In recent years, we have witnessed the rapid growth of tourism, positioning itself as one of the fastest-growing sectors, second only to technology, further boosted by the exponential advancement of artificial intelligence. As avid readers, we understand the economic impact of tourism and its crucial influence on sustainability. However, today I want to explore a type of tourism that is gaining increasing relevance: regenerative tourism. This approach goes beyond mere sustainability, aiming not only to mitigate environmental impact, but also to actively contribute to the restoration and improvement of the environment. Regenerative tourism is distinguished by activities designed not only to reduce the negative impact of conventional tourism, but also to enhance environmental resilience in the face of climate change. In response to current challenges in the tourism industry, this approach emerges as a necessary and responsible option. A prominent example of this model is The Good Concierge Project, featured on, highlighting Víctor Fernández Morales as Co-Founder and Project Director. Pula Golf Resort in Mallorca stands out as a leader in competitive regenerative hospitality. Since its establishment in 1996, the resort has been recognized for its commitment to Corporate Social Responsibility (CSR) and environmental policies. During the COVID-19 pandemic, it actively
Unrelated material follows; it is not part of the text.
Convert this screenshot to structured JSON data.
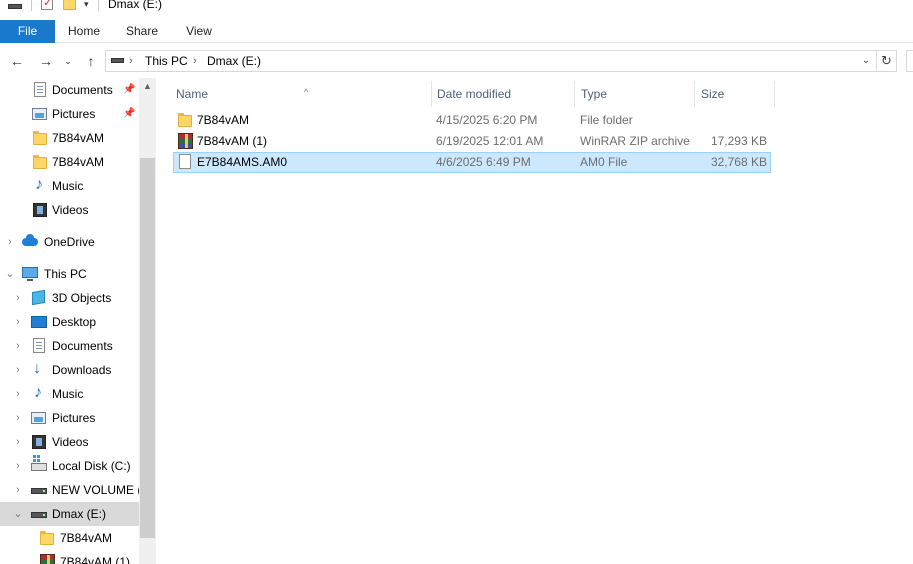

On the horizon of tourism for 2024, perspectives emerge as promising as they are challenging. The demand for sustainable tourism, with a focus on conserving natural environments and local culture, is expected to continue its ascent. Digitalization and the implementation of technologies such as artificial intelligence (AI) are transforming the visitor experience. However, this scenario also poses a crossroads for the sector: balancing the surge in demand with the urgent need to preserve the environment and, crucially, adapt to geopolitical tensions. Surge in demand and environmental sustainability According to the second World Tourism Barometer by the World Tourism Organization (UNWTO), international arrivals reached 80% of pre-pandemic levels in the first quarter of 2023. With 235 million tourists undertaking international trips during this period—more than double that of 2022—these figures reveal that, despite past challenges, tourism is regaining its vitality. However, this increased demand also underscores the urgent need to address environmental sustainability. In this context, a crucial question arises: How can the tourism industry meet growing demand without compromising natural resources and the cultural integrity of destinations? Digitalization, AI, and enhancement of visitor experience Simultaneously, digitalization and artificial intelligence have become key elements in the evolution of tourism. According to experts in an article